Establishing sustainable (and adaptable) water extraction caps: The importance of establishing sustainable water extraction (groundwater and surface-water) caps is critical.


Water accounting: Basic hydrological information such as sound measurement of all inflows; water consumption; recoverable return flows; and flows to sinks return flows need to be included in a water accounting framework. Water accounting can also help to identify subsidies (in either resource use or for irrigation infrastructure provision) that are present in regions that distort both decision-making and efficient water extraction.


Measuring and monitoring extractions and enforcing extraction limits: The continual development of satellite and thermal technology in measuring water extraction and consumption may provide one of the most cost-effective measures for countries to adopt in the future and is being used in a few countries currently (such as New South Wales and some limited use in the Mekong region).


Cultural values: The cultural values of rivers of Indigenous owners in various countries will need much greater attention going forward, in terms of initial distribution of property rights in some areas and reallocation in other areas.

The evolution of water markets represents a continuing journey of adaptation as circumstances change in relation to water users, institutions, and the environment. While formal water markets may deliver substantial benefits to some water users, they need careful implementation and ongoing improvement, as attested to by reviews of the most sophisticated water markets in the world in the MDB in 2020–2021 (ACCC, 2021; Productivity Commission, 2021; Seidl et al., 2020; Wheeler & Garrick, 2020). Continual regulatory oversight is required for formal, widespread markets. Nevertheless, for informal water markets less regulation that inhibits trade and mutually beneficial gains may be needed.

There is likely to be an increasingly important role for both formal and informal water markets.
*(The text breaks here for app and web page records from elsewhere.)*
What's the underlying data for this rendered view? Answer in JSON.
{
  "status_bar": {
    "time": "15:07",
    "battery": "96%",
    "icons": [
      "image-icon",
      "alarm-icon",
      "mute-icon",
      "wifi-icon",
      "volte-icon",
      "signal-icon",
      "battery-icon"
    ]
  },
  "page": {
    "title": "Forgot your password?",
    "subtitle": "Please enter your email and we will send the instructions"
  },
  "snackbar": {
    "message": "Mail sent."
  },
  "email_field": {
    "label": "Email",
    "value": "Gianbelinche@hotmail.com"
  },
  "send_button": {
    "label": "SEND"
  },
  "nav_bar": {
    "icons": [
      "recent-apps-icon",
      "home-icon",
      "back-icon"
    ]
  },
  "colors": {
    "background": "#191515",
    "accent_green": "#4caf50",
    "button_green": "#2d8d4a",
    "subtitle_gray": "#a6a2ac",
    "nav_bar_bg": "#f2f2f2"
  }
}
Relatively simple “water trade” exchanges and simple “swapping” of water should be encouraged to realize the potential gains from trade, as well as a transformation toward more encompassing, regulated water markets where appropriate. Such water trading, informal or formal, however, should not occur if it perpetuates water injustice.

Further Reading
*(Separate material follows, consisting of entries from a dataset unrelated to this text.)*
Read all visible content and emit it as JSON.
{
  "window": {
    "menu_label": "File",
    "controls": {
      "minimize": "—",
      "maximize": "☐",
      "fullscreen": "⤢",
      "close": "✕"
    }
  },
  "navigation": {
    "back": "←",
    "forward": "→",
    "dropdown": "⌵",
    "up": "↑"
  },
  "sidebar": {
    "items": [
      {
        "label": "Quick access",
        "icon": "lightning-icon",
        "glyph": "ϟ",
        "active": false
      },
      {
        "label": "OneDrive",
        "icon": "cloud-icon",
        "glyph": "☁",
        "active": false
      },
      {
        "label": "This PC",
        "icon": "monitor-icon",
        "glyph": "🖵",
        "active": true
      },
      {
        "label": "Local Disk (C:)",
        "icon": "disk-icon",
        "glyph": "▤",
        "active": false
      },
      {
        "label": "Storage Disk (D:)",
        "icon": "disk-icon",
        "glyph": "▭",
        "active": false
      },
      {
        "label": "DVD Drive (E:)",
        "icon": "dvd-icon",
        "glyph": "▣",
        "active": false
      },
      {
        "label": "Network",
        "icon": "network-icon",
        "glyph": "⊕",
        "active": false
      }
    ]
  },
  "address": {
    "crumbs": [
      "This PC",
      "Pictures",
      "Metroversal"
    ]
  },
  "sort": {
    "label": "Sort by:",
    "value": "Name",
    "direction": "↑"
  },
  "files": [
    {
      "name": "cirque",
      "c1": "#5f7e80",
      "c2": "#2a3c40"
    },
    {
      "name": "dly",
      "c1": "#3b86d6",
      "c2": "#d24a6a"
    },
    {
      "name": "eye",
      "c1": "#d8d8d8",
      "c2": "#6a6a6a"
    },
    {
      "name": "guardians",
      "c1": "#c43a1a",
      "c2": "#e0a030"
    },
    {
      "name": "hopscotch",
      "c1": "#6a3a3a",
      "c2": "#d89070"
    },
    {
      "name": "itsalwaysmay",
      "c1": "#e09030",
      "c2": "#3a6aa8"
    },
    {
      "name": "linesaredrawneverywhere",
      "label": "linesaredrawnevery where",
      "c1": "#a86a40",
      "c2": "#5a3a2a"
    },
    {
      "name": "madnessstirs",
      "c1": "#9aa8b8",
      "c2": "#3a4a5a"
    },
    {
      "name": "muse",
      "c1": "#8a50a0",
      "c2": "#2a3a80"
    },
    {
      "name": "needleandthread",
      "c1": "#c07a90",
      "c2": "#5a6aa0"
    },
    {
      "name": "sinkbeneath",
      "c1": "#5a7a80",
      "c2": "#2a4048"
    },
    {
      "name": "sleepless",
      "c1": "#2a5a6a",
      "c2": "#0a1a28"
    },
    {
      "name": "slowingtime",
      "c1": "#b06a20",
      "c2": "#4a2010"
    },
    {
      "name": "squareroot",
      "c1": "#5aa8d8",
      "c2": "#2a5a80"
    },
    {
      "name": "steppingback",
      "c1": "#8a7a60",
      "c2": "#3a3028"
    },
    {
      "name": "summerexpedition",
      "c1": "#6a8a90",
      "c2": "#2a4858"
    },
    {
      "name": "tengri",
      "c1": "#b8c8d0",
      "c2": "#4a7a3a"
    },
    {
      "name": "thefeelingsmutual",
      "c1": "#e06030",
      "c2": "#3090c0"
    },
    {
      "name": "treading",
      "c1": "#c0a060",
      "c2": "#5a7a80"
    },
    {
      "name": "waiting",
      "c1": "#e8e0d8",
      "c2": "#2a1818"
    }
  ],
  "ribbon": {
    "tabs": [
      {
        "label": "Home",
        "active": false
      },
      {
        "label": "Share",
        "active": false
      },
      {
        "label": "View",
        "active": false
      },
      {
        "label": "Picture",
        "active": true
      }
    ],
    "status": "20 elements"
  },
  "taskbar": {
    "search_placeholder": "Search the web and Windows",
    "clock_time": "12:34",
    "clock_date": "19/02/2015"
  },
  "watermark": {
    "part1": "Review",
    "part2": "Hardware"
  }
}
  • Easter, K., & Huang, Q. (Ed.). (2014). Water markets for the 21st century. Springer.
  • Easter, K., Rosegrant, M., & Dinar, A. (Ed.). (1998). Markets for water: Potential and performance. Natural Resource Management and Policy. Kluwer Academic.
  • Grafton, R. Q., & Horne, J. (2014). Water markets in the Murray-Darling Basin. Agricultural Water Management, 145, 61–71.
  • Grafton, R. Q., Horne, J., & Wheeler, S. A. (2016). On the marketisation of water: Evidence from the Murray-Darling Basin, Australia. Water Resources Management, 30(3), 913–926.
  • Grafton, R. Q., Libecap, G., McGlennon, S., Landry, C., & O’Brien, B. (2011). An integrated assessment of water markets: A cross-country comparison. Review of Environmental Economics and Policy, 5(2), 219–239.
  • Horne, J., & Grafton, R. Q. (2019). The Australian water markets story: Incremental transformation. In J. Luetjens, M. Minstrom, & P. t’Hart (Eds.), Successful public policy lessons from Australia and New Zealand (pp. 165–190). ANU Press.
  • Maestu, J. (Ed.). (2013). Water trading and global water scarcity: International experiences. RFF Press.
  • Rosegrant, M. W., & Binswanger, H. P. (1994). Markets in tradable water rights: Potential for efficiency gains in developing country water resource allocation. World Development, 22(11), 1613–1625.
  • Rosegrant, M. W., Schleyer, R. G., & Yadav, S. N. (1995). Water policy for efficient agricultural diversification: Market-based approaches. Food Policy, 20(3), 203–223.
  • Wheeler, S. A. (Ed.). (2021). Water markets: A global assessment. Edward Elgar.
  • Wheeler, S. A., Loch, A., Crase, L., Young, M., & Grafton, R. Q. (2017). Developing a water market readiness assessment framework. Journal of Hydrology, 552, 807–820.
  • Wheeler, S. A., Loch, A., Zuo, A., & Bjornlund, H. (2014). Reviewing the adoption and impact of water markets in the Murray–Darling Basin, Australia. Journal of Hydrology, 518, 28–41.
  • Zilberman, D., & Schoengold, K. (2005). The use of pricing and markets for water allocation. Canadian Water Resources Journal, 30(1), 47–54.